Wednesday, 7 October 2015

They own land, give them money

From the FT

George Osborne announced the biggest shift in financial control from Whitehall to town halls in decades, pledging that local areas will fully benefit from growth in their business rates in the latest phase of his devolution “revolution”.

The chancellor on Monday said he would overhaul the system of local government finance introduced by Margaret Thatcher in 1990, vowing that he would also give councils the power to cut — but not raise — business rates, a uniform tax on the value of business premises.

It's not hard to see where the Tories are going on this one: give the local authorities the power to cut business rates and they will do it, eager to attract businesses to their "low rate area". No doubt businesses will come, lured by the promise of paying less in business rates, but wait. Almost immediately the price of commercial land will rise in these low-rate boroughs. So also will the rents on premises to let. Then rent review by rent review, the commercial rents will rise to the point where the entire saving in rates is absorbed by additional land costs. The net result will be that landlords will have more tenants and higher rents and the local authority, if it is lucky, will find that the increase in business might just about pay for the rate cut.

I think it's called "bait and switch".


Rich Tee said...

I understood that it was Thatcher who centralised business rates in the first place to stop loony left councils abusing them for political purposes.

Well, my council has turned left again after being a coalition for a few years so it's putting the loonies back in control the asylum here.

Bayard said...

RT, as far as I remember, that is what happened. I think it was the People's Republic of Lambeth, as it was known then, who were mainly responsible.

I have the opposite type of council here, not loony left, but lazy right. The councillors in the ruling party do f*ck all, just draw their Special Responsibility Allowances and leave everything to the officers.

Mark Wadsworth said...

Full and fair summary.

And if councils keep the tax rate the same, then the benefit to London will be double what it is elsewhere.

DBC Reed said...

Bayard nails it.

Ben Jamin' said...

Sure you can lower rents to attract more business, but that will be below the revenue maximising price i.e the equilibrium. So, councils may well cut BRs and attract more business, but landlords will just put up rents and business will just relocate again.

All else being equal, any effects will be short term.

mombers said...

The savvy business will move regularly from council to council as they drop rates to woo more businesses. It will take a few years for rents to go up to a level that captures the full reduction in rates so they will enjoy a reduction in overall costs, then move to another location.

What I would like to have seen is councils being allowed to shift to at least partial land taxation like they have in parts of Pennsylvania, and of course making the landowner pay so they can eliminate bad debt and minimise collection costs. And also get rid of 80% discount for charity shops.

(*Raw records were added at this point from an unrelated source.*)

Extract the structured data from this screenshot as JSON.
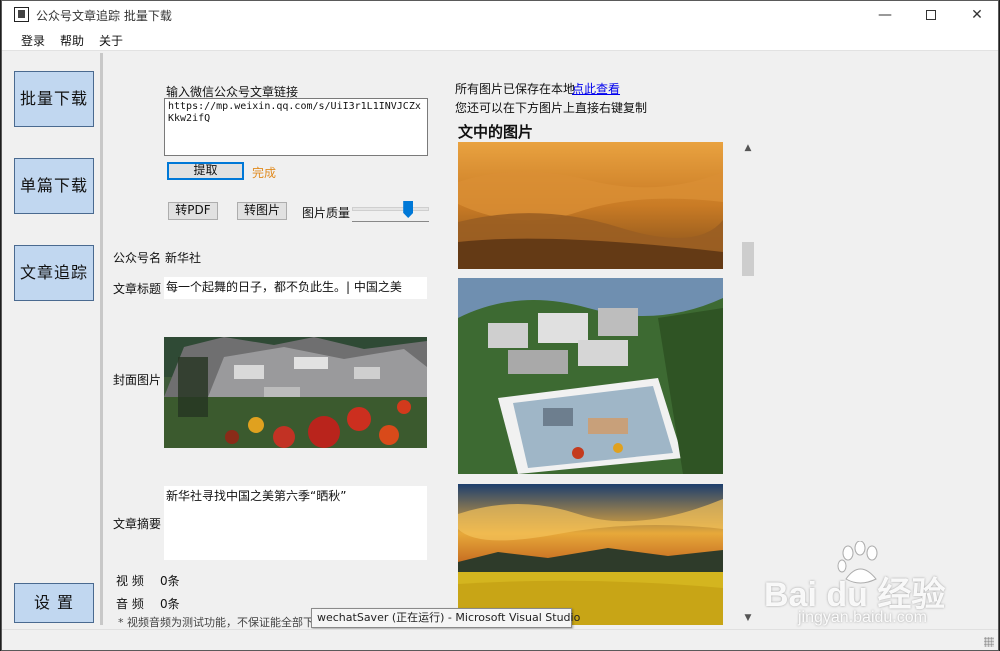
{
  "window": {
    "title": "公众号文章追踪 批量下载"
  },
  "menu": [
    "登录",
    "帮助",
    "关于"
  ],
  "nav": {
    "batch_download": "批量下载",
    "single_download": "单篇下载",
    "article_tracking": "文章追踪",
    "settings": "设 置"
  },
  "form": {
    "url_label": "输入微信公众号文章链接",
    "url_value": "https://mp.weixin.qq.com/s/UiI3r1L1INVJCZxKkw2ifQ",
    "extract_button": "提取",
    "status": "完成",
    "to_pdf_button": "转PDF",
    "to_image_button": "转图片",
    "quality_label": "图片质量",
    "quality_level": 0.73
  },
  "article": {
    "account_label": "公众号名",
    "account_value": "新华社",
    "title_label": "文章标题",
    "title_value": "每一个起舞的日子，都不负此生。| 中国之美",
    "cover_label": "封面图片",
    "summary_label": "文章摘要",
    "summary_value": "新华社寻找中国之美第六季“晒秋”",
    "video_label": "视 频",
    "video_value": "0条",
    "audio_label": "音 频",
    "audio_value": "0条",
    "note": "* 视频音频为测试功能，不保证能全部下"
  },
  "images_panel": {
    "saved_text": "所有图片已保存在本地",
    "view_link": "点此查看",
    "hint_text": "您还可以在下方图片上直接右键复制",
    "section_title": "文中的图片"
  },
  "tooltip": "wechatSaver (正在运行) - Microsoft Visual Studio",
  "watermark": {
    "brand": "Bai du 经验",
    "url": "jingyan.baidu.com"
  },
  "colors": {
    "nav_button": "#c1d7f0",
    "status_done": "#e08a1e",
    "accent": "#0078d7",
    "link": "#0000ee"
  }
}
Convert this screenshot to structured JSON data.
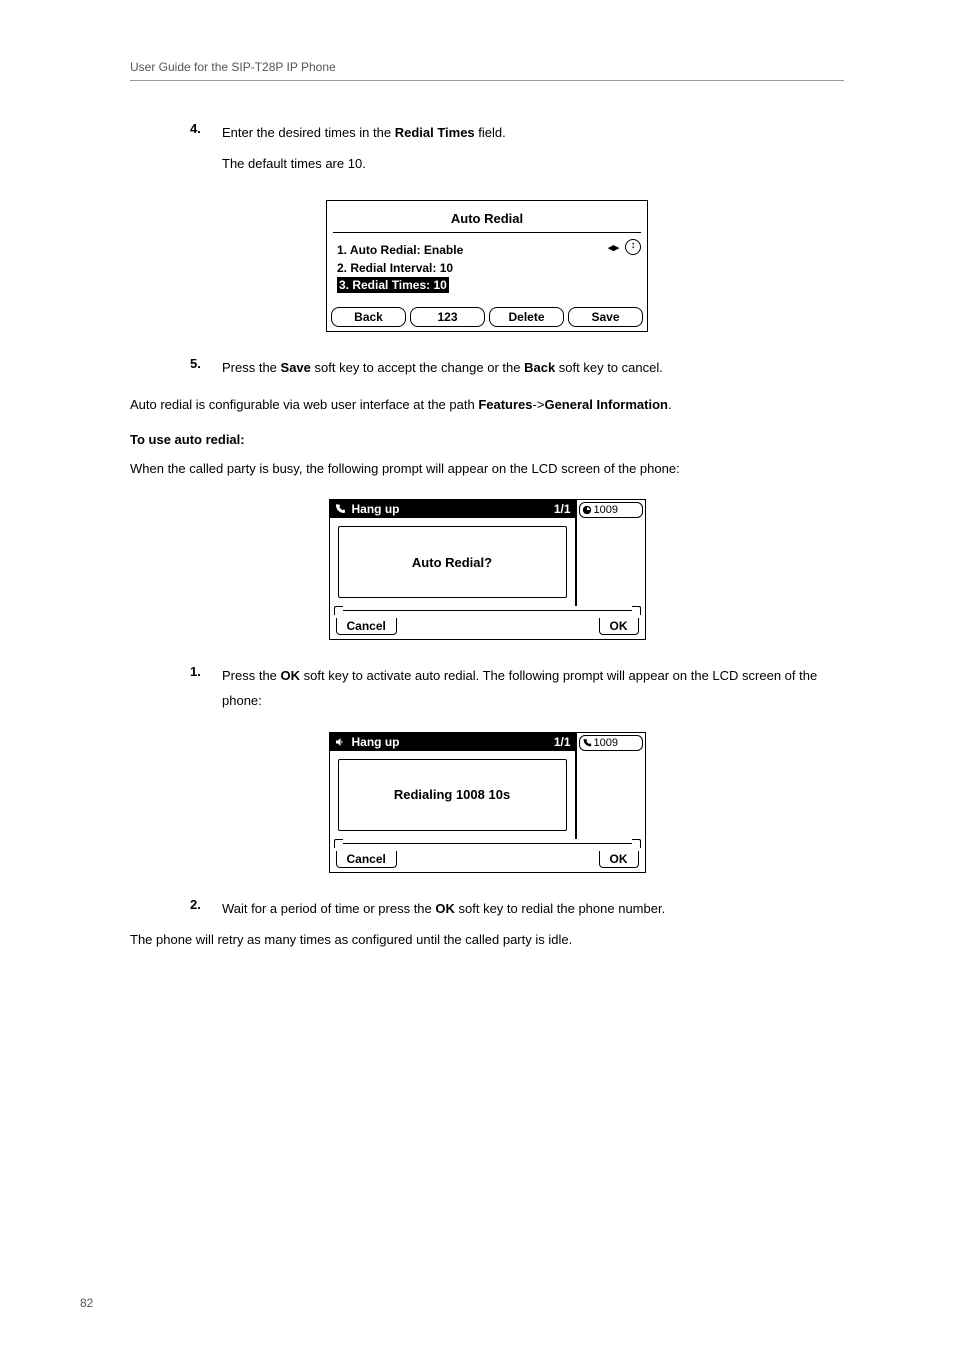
{
  "header": {
    "title": "User Guide for the SIP-T28P IP Phone"
  },
  "step4": {
    "num": "4.",
    "text_a": "Enter the desired times in the ",
    "text_b": "Redial Times",
    "text_c": " field.",
    "sub": "The default times are 10."
  },
  "lcd1": {
    "title": "Auto Redial",
    "row1": "1.  Auto Redial:      Enable",
    "row2": "2.  Redial Interval: 10",
    "row3": "3.  Redial Times:    10",
    "arrows": "◂▸",
    "scroll": "↕",
    "sk": [
      "Back",
      "123",
      "Delete",
      "Save"
    ]
  },
  "step5": {
    "num": "5.",
    "a": "Press the ",
    "b": "Save",
    "c": " soft key to accept the change or the ",
    "d": "Back",
    "e": " soft key to cancel."
  },
  "para_path": {
    "a": "Auto redial is configurable via web user interface at the path ",
    "b": "Features",
    "c": "->",
    "d": "General Information",
    "e": "."
  },
  "heading_use": "To use auto redial:",
  "para_busy": "When the called party is busy, the following prompt will appear on the LCD screen of the phone:",
  "lcd2": {
    "status_label": "Hang up",
    "status_count": "1/1",
    "side_line": "1009",
    "center": "Auto Redial?",
    "sk_left": "Cancel",
    "sk_right": "OK"
  },
  "step1b": {
    "num": "1.",
    "a": "Press the ",
    "b": "OK",
    "c": " soft key to activate auto redial. The following prompt will appear on the LCD screen of the phone:"
  },
  "lcd3": {
    "status_label": "Hang up",
    "status_count": "1/1",
    "side_line": "1009",
    "center": "Redialing 1008 10s",
    "sk_left": "Cancel",
    "sk_right": "OK"
  },
  "step2b": {
    "num": "2.",
    "a": "Wait for a period of time or press the ",
    "b": "OK",
    "c": " soft key to redial the phone number."
  },
  "para_retry": "The phone will retry as many times as configured until the called party is idle.",
  "page_num": "82"
}
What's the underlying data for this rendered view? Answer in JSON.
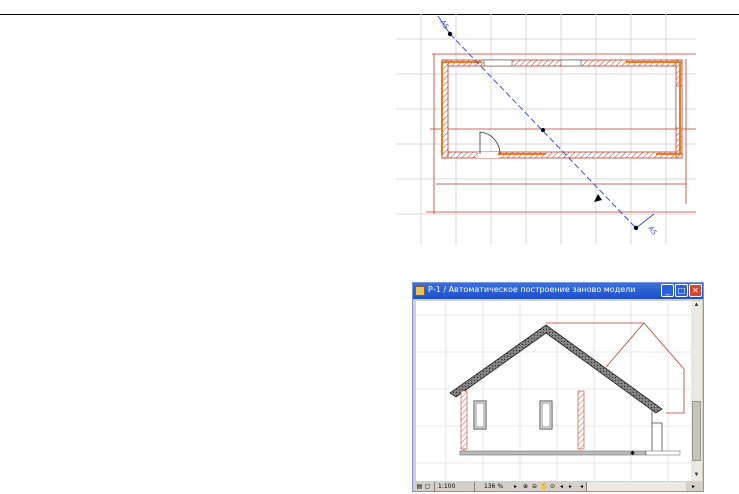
{
  "plan": {
    "section_label_top": "А5",
    "section_label_bottom": "А5"
  },
  "elevation_window": {
    "title": "Р-1 / Автоматическое построение заново модели",
    "min_btn": "_",
    "max_btn": "□",
    "close_btn": "✕",
    "status": {
      "scale": "1:100",
      "zoom": "136 %"
    },
    "toolbar_icons": [
      "zoom-in-icon",
      "zoom-out-icon",
      "pan-icon",
      "zoom-fit-icon",
      "zoom-prev-icon",
      "zoom-next-icon"
    ]
  },
  "colors": {
    "wall_hatch": "#c0392b",
    "wall_highlight": "#f07a1a",
    "section_line": "#3b50d0",
    "grid": "#d9d9d9",
    "title_bar": "#245edb"
  }
}
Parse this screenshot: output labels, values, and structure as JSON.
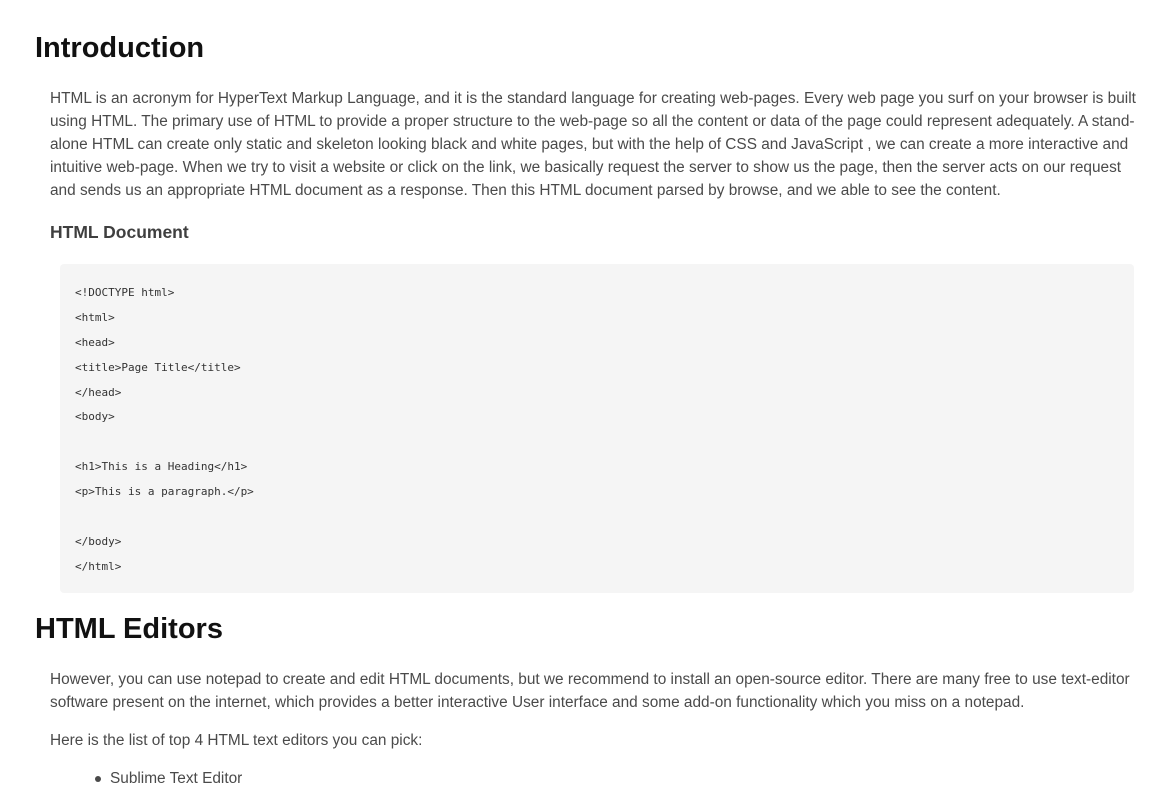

Mark Wadsworth said...

M, it won't take years for the rents to go up. This will happen at the next rent review or vacancy/new tenancy.

Bayard said...

Can anyone think of a policy of this current government that doesn't end up transferring more public money into landowners' pockets (whatever it is dressed up to do on the surface)?

Mark Wadsworth said...

B yes - the housing benefit cuts/cap. Inadvertently, they did the right thing there.

Ben Jamin' said...

@ MW

Yes, but those cuts find their way back to taxpayers, which goes back to higher HP,s further up the market.

Which is more just than subsiding peoples occupation of high value locations, creamed off by one section of the population. ie landlords.

More of a shift than a cut.

Mark Wadsworth said...

BJ, I wouldn't go that far.

HB goes directly into landlords' pockets as inflated rents, directly and indirectly because it pushes up rents for competing non-claimants. So £1 HB = £1.50 for landlords.

If HB cuts were matched with a general tax cut (it hasn't been of course, taxes keep going up under the Tories) then only part of that would go into higher rents. Maybe a third, maybe two-thirds, maybe most, but not all. So a £1 tax cut = maybe 50p more for landlords.

Mark Wadsworth said...

The point is that rents are set at the margin. The land rent at the margin is always £nil.

So that if there is an across-the-board income tax cut of £2...

People in the lowest paid areas are 50p better off because of a tax cut, then the land value in that marginal area is still nil, because it is the worst area.

People in the highest paid areas get a £1.50 tax cut. This increases the differential - the surplus available for rent - between lowest and highest paid areas to £1. So rents go up here by £1.

Therefore, in this scenario, total rents go up by £1 for a £2 tax cut.

Bayard said...

"Inadvertently, they did the right thing there."

I suppose their desire to have a go at people on the dole overrode their desire to stuff landowners' pockets.

Ben Jamin' said...

@ MW

HB is a hard one because it's not spread evenly. Middle income earners are priced out of nice-ish areas because their taxes subsidise HB. Everything is artificially flattened out. I personally think scrapping HB will raise rents a bit in middle/nice areas, lower them in very poor areas, but not make much difference overall. By that I mean total aggregate land rent ie £200bn pa. I don't think that would change much.

If they were spread evenly then yes, your 1:2 ratio seems right.